Heads up! It’s Upgrade Time!

Most people use new or upgraded versions of cars, phones, appliances and all sorts of gadgets to manage their daily lives. Yet, they seem surprised to learn of a loved one’s, a friend’s or their own need for a medical procedure to maintain or improve functional capabilities. The need for a knee or hip replacement or cataract surgery comes as a shock or a hardship.

Honoring and Protecting Patients’ Rights

Long-Term Care Ombudsmen are advocates for residents living in nursing homes, assisted living facilities, adult residential care homes, expanded adult residential care homes and community care foster family homes. We are NOT the state inspectors and do not write deficiencies or issue fines or citations. Our focus has always been on quality of life and quality of care issues — advocating for all our residents so their rights can be honored and protected.

Workplace Insurance and Medicare

One question that is frequently asked by people about to turn 65 who have health insurance through an employer is: “Do I need to enroll in Medicare?” Good question! If you or your spouse are still working when you turn age 65 and have insurance through your employer you may consider delaying Medicare Part A and Part B until you retire if you have Creditable Coverage, which means coverage as good as Medicare. Or you can choose to elect your Part A, which is premium-free, and delay Part B until retirement. Depending on the size of the group, one plan would be primary while the other would be secondary.

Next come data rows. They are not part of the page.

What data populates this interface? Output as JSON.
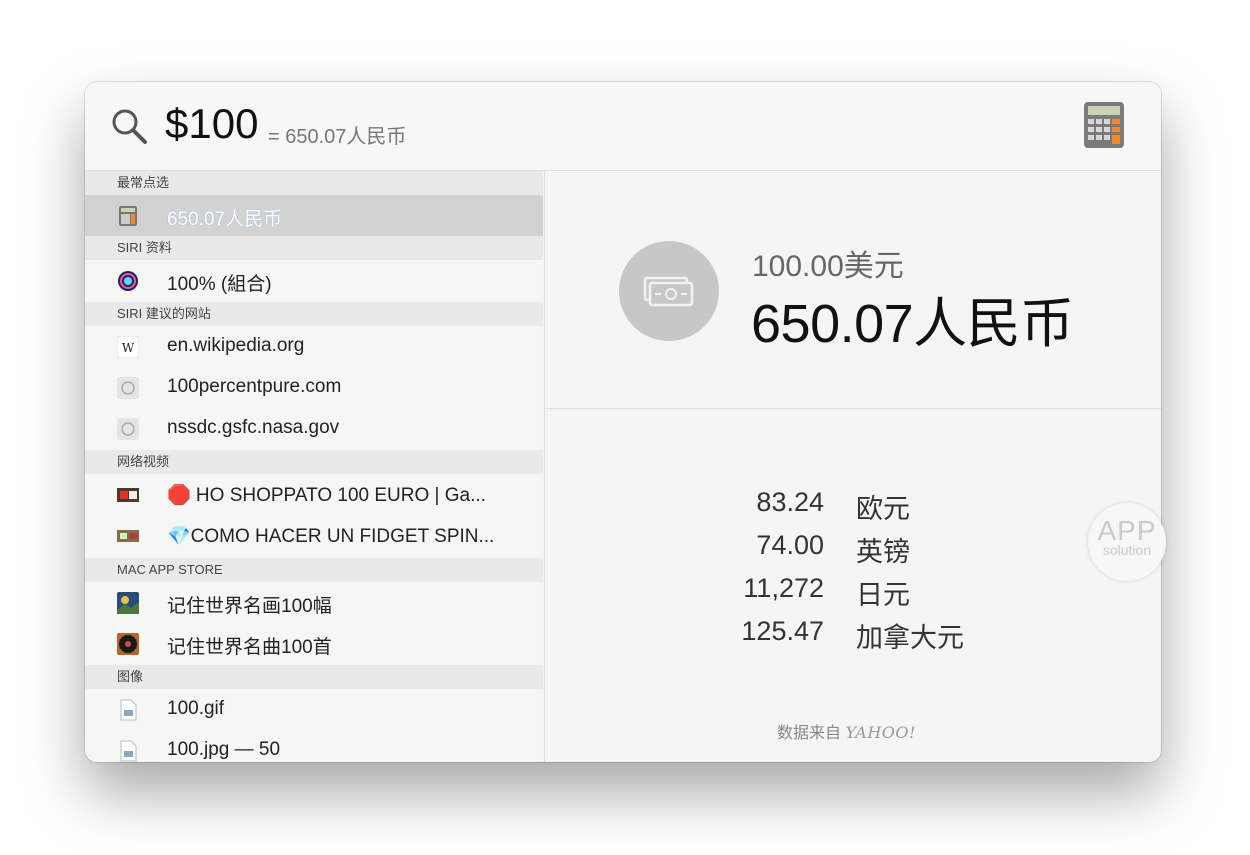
{
  "search": {
    "query": "$100",
    "inline_result": "= 650.07人民币",
    "app_icon": "calculator-icon"
  },
  "sections": [
    {
      "header": "最常点选",
      "items": [
        {
          "label": "650.07人民币",
          "icon": "calculator-icon",
          "selected": true
        }
      ]
    },
    {
      "header": "SIRI 资料",
      "items": [
        {
          "label": "100% (組合)",
          "icon": "siri-icon"
        }
      ]
    },
    {
      "header": "SIRI 建议的网站",
      "items": [
        {
          "label": "en.wikipedia.org",
          "icon": "wikipedia-icon"
        },
        {
          "label": "100percentpure.com",
          "icon": "compass-icon"
        },
        {
          "label": "nssdc.gsfc.nasa.gov",
          "icon": "compass-icon"
        }
      ]
    },
    {
      "header": "网络视频",
      "items": [
        {
          "label": "🛑 HO SHOPPATO 100 EURO | Ga...",
          "icon": "video-thumbnail"
        },
        {
          "label": "💎COMO HACER UN FIDGET SPIN...",
          "icon": "video-thumbnail"
        }
      ]
    },
    {
      "header": "MAC APP STORE",
      "items": [
        {
          "label": "记住世界名画100幅",
          "icon": "painting-app-icon"
        },
        {
          "label": "记住世界名曲100首",
          "icon": "vinyl-app-icon"
        }
      ]
    },
    {
      "header": "图像",
      "items": [
        {
          "label": "100.gif",
          "icon": "image-file-icon"
        },
        {
          "label": "100.jpg — 50",
          "icon": "image-file-icon"
        }
      ]
    }
  ],
  "detail": {
    "icon": "banknote-icon",
    "from": "100.00美元",
    "to": "650.07人民币",
    "rates": [
      {
        "value": "83.24",
        "currency": "欧元"
      },
      {
        "value": "74.00",
        "currency": "英镑"
      },
      {
        "value": "11,272",
        "currency": "日元"
      },
      {
        "value": "125.47",
        "currency": "加拿大元"
      }
    ],
    "source_prefix": "数据来自",
    "source_brand": "YAHOO!"
  },
  "watermark": {
    "line1": "APP",
    "line2": "solution"
  }
}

Medicare News!

According to Kathryn Coleman, Director at the Centers for Medicare and Medicaid (CMS), a final rule issued in April 2018 has redefined the “primarily health related” supplement benefit definition. As a result, CMS expects Medicare Advantage plan sponsors to begin offering services for enrollees needing assistance with Activities of Daily Living (ADL) or Instrumental Activities of Daily Living (IADL).

Parting With Treasured Belongings

Have you heard these questions before: “How do I get my Mom to let go of her things?”, “Why does my Dad not want to get rid of his junk?” and “I’m not making much progress with them, what am I doing wrong?” Most times the answer isn’t black and white, as it really depends on the emotional attachment a person has to those items. Every item has a memory or a story that tugs at their heart, and for those reasons, they can’t get rid of them.

Caregivers Need Support, Too

Many of these supporters dutifully provide care without complaint. Yet, demands may start to take a toll and their own health may be compromised.t’s estimated there are more than 150,000 unpaid family caregivers in Hawai‘i. These valuable helpers are typically women in their early 60s who are caring for their husbands or elderly parents while still working. And that doesn’t take into account those who may occasionally care for their grandchildren, as well.

It’s Never Too Late to Learn

Henry Ford once said, “Anyone who stops learning is old, whether at 20 or 80; anyone who keeps learning stays young.”

Na Kupuna is a program that provides seniors an opportunity to do just that. As a part of the University of Hawaii’s Student Equity Excellence Diversity (SEED) initiative, Na Kupuna opens up college courses to seniors age 60 and older, which they can attend for free. About 650 senior citizens take advantage of this program every semester!

Staying in the Know

In your younger years, you may have been active in community affairs. But now you don’t get out so much. Maybe your caregiving duties keep you at home more. The good news is, you can still be involved in community affairs from the comfort of your own computer. In the...